§ **WHAT YOU HAVE TO DO**
Retype the entries below without any change.

§ **SUPPLIED DATA**
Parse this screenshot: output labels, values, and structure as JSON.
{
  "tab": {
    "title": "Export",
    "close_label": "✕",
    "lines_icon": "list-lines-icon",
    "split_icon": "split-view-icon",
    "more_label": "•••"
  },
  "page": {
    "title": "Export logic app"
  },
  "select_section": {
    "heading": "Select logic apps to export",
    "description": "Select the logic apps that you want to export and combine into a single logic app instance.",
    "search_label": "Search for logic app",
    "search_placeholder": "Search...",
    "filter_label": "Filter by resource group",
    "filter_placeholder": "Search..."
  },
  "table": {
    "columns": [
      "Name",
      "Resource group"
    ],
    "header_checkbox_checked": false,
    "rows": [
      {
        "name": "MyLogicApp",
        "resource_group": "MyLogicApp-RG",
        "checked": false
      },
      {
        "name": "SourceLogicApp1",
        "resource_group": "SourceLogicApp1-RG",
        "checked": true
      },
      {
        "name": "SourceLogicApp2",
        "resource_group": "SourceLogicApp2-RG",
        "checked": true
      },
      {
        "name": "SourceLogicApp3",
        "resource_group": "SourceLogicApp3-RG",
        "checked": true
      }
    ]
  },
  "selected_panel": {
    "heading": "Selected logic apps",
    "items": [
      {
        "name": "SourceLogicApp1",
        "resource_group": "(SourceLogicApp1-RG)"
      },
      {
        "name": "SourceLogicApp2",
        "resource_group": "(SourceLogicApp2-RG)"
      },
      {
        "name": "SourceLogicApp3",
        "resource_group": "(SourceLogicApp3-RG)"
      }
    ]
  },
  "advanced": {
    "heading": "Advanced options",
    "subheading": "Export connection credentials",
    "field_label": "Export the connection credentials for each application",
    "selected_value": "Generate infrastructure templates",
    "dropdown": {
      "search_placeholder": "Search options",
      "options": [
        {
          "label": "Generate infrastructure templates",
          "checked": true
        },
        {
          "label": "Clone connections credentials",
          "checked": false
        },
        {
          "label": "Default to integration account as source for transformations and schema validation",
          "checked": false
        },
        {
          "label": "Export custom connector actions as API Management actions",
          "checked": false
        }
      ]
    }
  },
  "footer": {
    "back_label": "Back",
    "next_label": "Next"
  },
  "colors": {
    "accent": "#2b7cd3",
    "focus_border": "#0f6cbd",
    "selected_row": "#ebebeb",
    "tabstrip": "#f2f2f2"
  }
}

§ **OUTPUT FOR THIS EXERCISE**
Parse this screenshot: output labels, values, and structure as JSON.
{
  "tab": {
    "title": "Export",
    "close_label": "✕",
    "lines_icon": "list-lines-icon",
    "split_icon": "split-view-icon",
    "more_label": "•••"
  },
  "page": {
    "title": "Export logic app"
  },
  "select_section": {
    "heading": "Select logic apps to export",
    "description": "Select the logic apps that you want to export and combine into a single logic app instance.",
    "search_label": "Search for logic app",
    "search_placeholder": "Search...",
    "filter_label": "Filter by resource group",
    "filter_placeholder": "Search..."
  },
  "table": {
    "columns": [
      "Name",
      "Resource group"
    ],
    "header_checkbox_checked": false,
    "rows": [
      {
        "name": "MyLogicApp",
        "resource_group": "MyLogicApp-RG",
        "checked": false
      },
      {
        "name": "SourceLogicApp1",
        "resource_group": "SourceLogicApp1-RG",
        "checked": true
      },
      {
        "name": "SourceLogicApp2",
        "resource_group": "SourceLogicApp2-RG",
        "checked": true
      },
      {
        "name": "SourceLogicApp3",
        "resource_group": "SourceLogicApp3-RG",
        "checked": true
      }
    ]
  },
  "selected_panel": {
    "heading": "Selected logic apps",
    "items": [
      {
        "name": "SourceLogicApp1",
        "resource_group": "(SourceLogicApp1-RG)"
      },
      {
        "name": "SourceLogicApp2",
        "resource_group": "(SourceLogicApp2-RG)"
      },
      {
        "name": "SourceLogicApp3",
        "resource_group": "(SourceLogicApp3-RG)"
      }
    ]
  },
  "advanced": {
    "heading": "Advanced options",
    "subheading": "Export connection credentials",
    "field_label": "Export the connection credentials for each application",
    "selected_value": "Generate infrastructure templates",
    "dropdown": {
      "search_placeholder": "Search options",
      "options": [
        {
          "label": "Generate infrastructure templates",
          "checked": true
        },
        {
          "label": "Clone connections credentials",
          "checked": false
        },
        {
          "label": "Default to integration account as source for transformations and schema validation",
          "checked": false
        },
        {
          "label": "Export custom connector actions as API Management actions",
          "checked": false
        }
      ]
    }
  },
  "footer": {
    "back_label": "Back",
    "next_label": "Next"
  },
  "colors": {
    "accent": "#2b7cd3",
    "focus_border": "#0f6cbd",
    "selected_row": "#ebebeb",
    "tabstrip": "#f2f2f2"
  }
}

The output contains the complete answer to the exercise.